- Assessment of coincidence and defect sizes in Bankart and Hill-Sachs lesions after anterior shoulder dislocation: a radiological study. [Journal Article]
- Br J Radiol 2014 Feb; 87(1034):20130673.

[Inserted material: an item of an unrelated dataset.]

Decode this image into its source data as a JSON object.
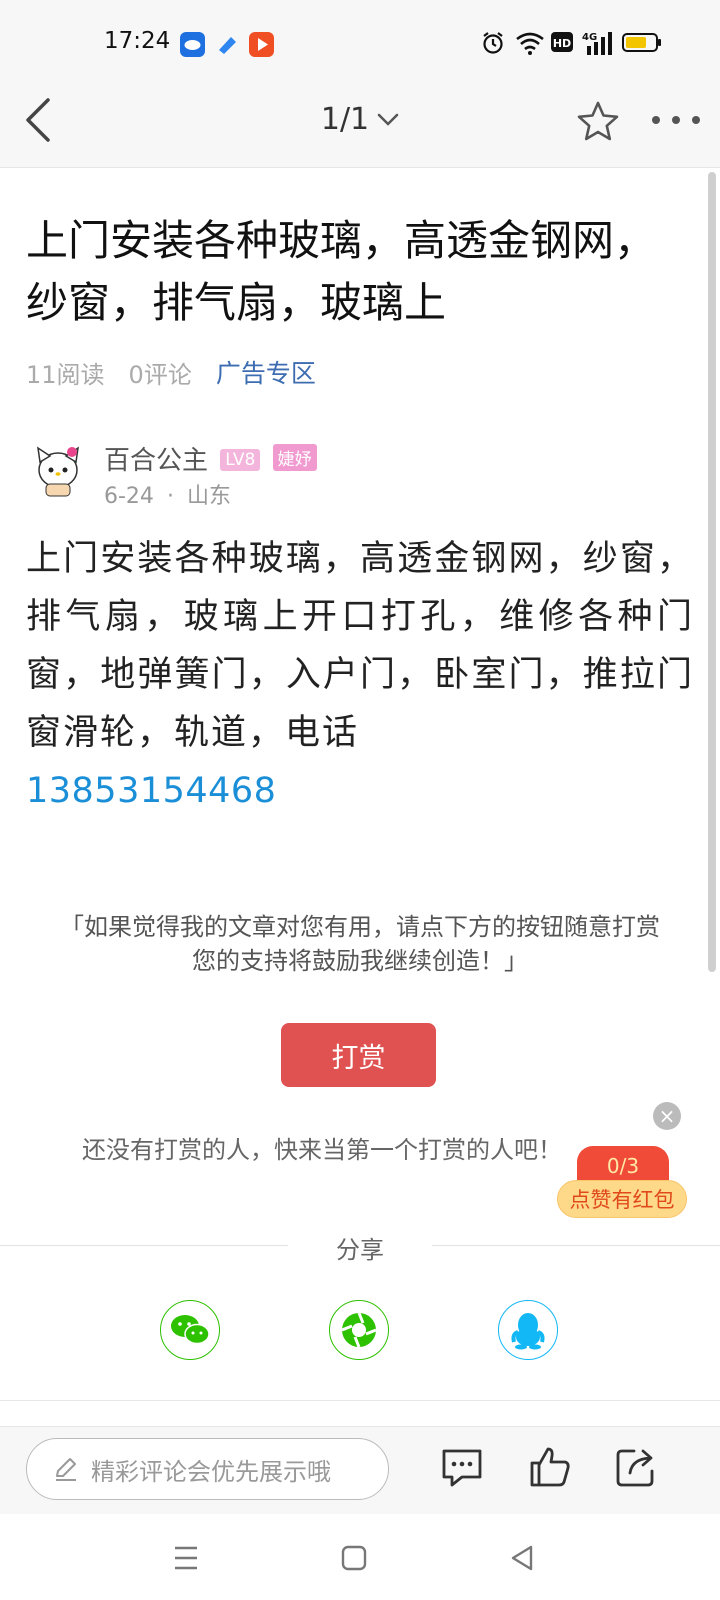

Bankart and Hill-Sachs lesions are often associated with anterior shoulder dislocation. The MRI technique is sensitive in diagnosing both injuries. The aim of this study was to investigate Bankart and Hill-Sachs lesions with MRI to determine the correlation in occurrence and defect sizes of these lesions.Between 2006 and 2013, 446 patients were diagnosed with an anterior shoulder dislocation and 105 of these patients were eligible for inclusion in the study. All patients were examined using MRI. Bankart lesions were classified as cartilaginous or bony lesions. Hill-Sachs lesions were graded I-III using a modified Calandra classification.The co-occurrence of injuries was high [odds ratio (OR) = 11.47; 95% confidence interval (CI) = 3.60-36.52; p < 0.001]. Patients older than 29 years more often presented with a bilateral injury (OR = 16.29; 95% CI = 2.71-97.73; p = 0.002). A correlation between a Bankart lesion and the grade of a Hill-Sachs lesion was found (ρ = 0.34; 95% CI = 0.16-0.49; p < 0.001). Bankart lesions co-occurred more often with large Hill-Sachs lesions (O = 1.24; 95% CI = 1.02-1.52; p = 0.033).If either lesion is diagnosed, the patient is 11 times more likely to have suffered the associated injury. The size of a Hill-Sachs lesion determines the co-occurrence of cartilaginous or bony Bankart lesions. Age plays a role in determining the type of Bankart lesion as well as the co-occurrence of Bankart and Hill-Sachs lesions. Advances in knowledge: This study is the first to demonstrate the use of high-quality MRI in a reasonably large sample of patients, a positive correlation of Bankart and Hill-Sachs lesions in anterior shoulder dislocations and an association between the defect sizes.